I confess I would have loved to hear what Jackie could do with the tune—especially with his choices on "Death Don't" five nights earlier—but Phil's vocals were even and capable. The jam segment crawled—starry interplay, mostly, between Campbell and Molitz—and then came the first rhythmic pulses, and then Molo kicked up the tempo ever so slightly, and then a bit more, and then a few front row dwellers started dancing, and then the whole crowd got it, and the first chorus of "I Know You Rider" finally broke through, the train barreling out of the tunnel as its headlight grew brighter and brighter.
It might have been the place to stop; it would have made the set a little short by the standards of the run but, well, this was a three-set night and we'd already been treated. But as "Rider" chugged to its final station stop, Lesh looked to Molo and suddenly let the bottom drop outsuddenly in the swirling, rubbery groove of "The Other One."
In the audience, in the front floor section, it was like dropping from a hang-glider ride in the sky into a raging ocean. The buildup continued until Phil finally dropped a capital-B Bomb to officially announce the song and proceed toward its first verse. Like 11/6, the band toyed with the rhythms and jammed hard in the melodic playground, and it seemed as though another split version was in the works. But this time, they veered back toward that churning melody, and wrapped things up with a tidier presentation, recounting "Cryptical" and the "Dark Star" instrumental, and gradually sloping toward major keys that, within about five minutes of transition, yielded the candied opening hook of "Sugar Magnolia." The crowd was going batshit, and rocked forward collectively when another big melody drop cued the "Sunshine Daydream" suffix.

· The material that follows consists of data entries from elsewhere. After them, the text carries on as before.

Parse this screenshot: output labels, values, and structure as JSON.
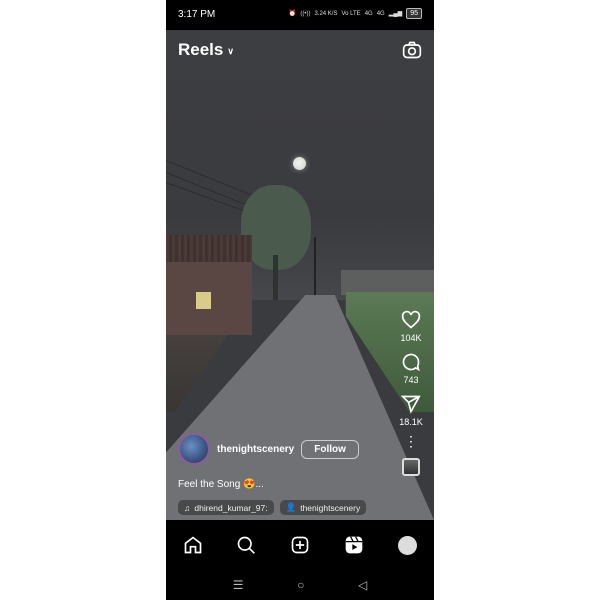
{
  "status_bar": {
    "time": "3:17 PM",
    "speed": "3.24 K/S",
    "volte": "Vo LTE",
    "network1": "4G",
    "network2": "4G",
    "battery": "95"
  },
  "header": {
    "title": "Reels",
    "chevron": "⌄",
    "camera_icon": "camera-icon"
  },
  "actions": {
    "likes": "104K",
    "comments": "743",
    "shares": "18.1K",
    "more": "⋮"
  },
  "post": {
    "username": "thenightscenery",
    "follow_label": "Follow",
    "caption": "Feel the Song 😍...",
    "audio_tag": "dhirend_kumar_97:",
    "people_tag": "thenightscenery"
  },
  "bottom_nav": {
    "items": [
      "home",
      "search",
      "create",
      "reels",
      "profile"
    ]
  },
  "system_nav": {
    "menu": "☰",
    "home": "○",
    "back": "◁"
  },
  "colors": {
    "background": "#000000",
    "sky": "#3a3b3f",
    "text": "#ffffff"
  }
}
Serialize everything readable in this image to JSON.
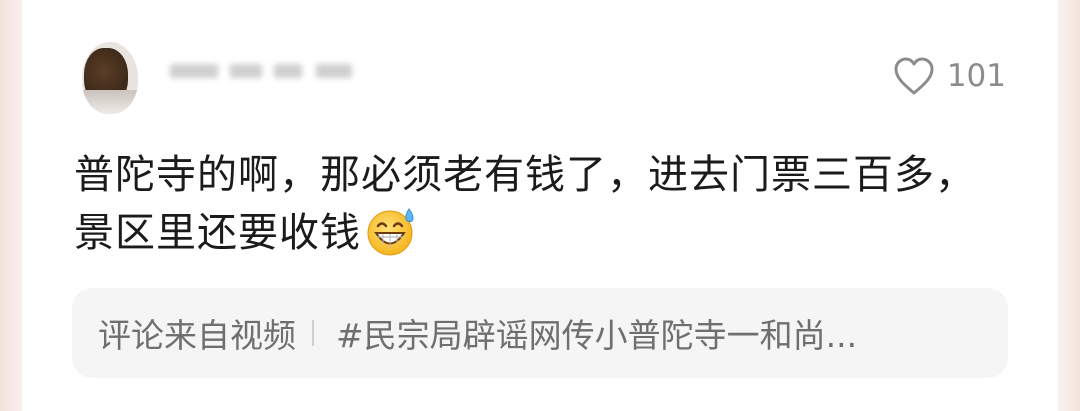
{
  "comment": {
    "like_count": "101",
    "text": "普陀寺的啊，那必须老有钱了，进去门票三百多，景区里还要收钱",
    "emoji": "grinning-sweat-emoji",
    "source": {
      "label": "评论来自视频",
      "video_title": "#民宗局辟谣网传小普陀寺一和尚..."
    }
  },
  "colors": {
    "background": "#ffffff",
    "text": "#1b1b1b",
    "muted": "#8c8c8c",
    "source_bg": "#f5f5f5"
  }
}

A heavy encore choice ("Unbroken Chain") opened up into a tentative jam that suggested it wouldn't be the last song, and that the band would either go the playful, rollicking route (a la "Not Fade Away" or "Johnny B. Goode"), or stay heavy, meaning "Brokedown" was the choice. The hymn-like, communal spirit that had held the theater during "Ripple" returned. And a beautiful night was complete.
The old hippie standing next to me for much of the show yelled "Thank you, Phil!" and put his arms around passersby whether they liked it or not. His expression—-a mix of satisfaction, drunken mindlessness and the bittersweet taste of everything being over and done with—said it all.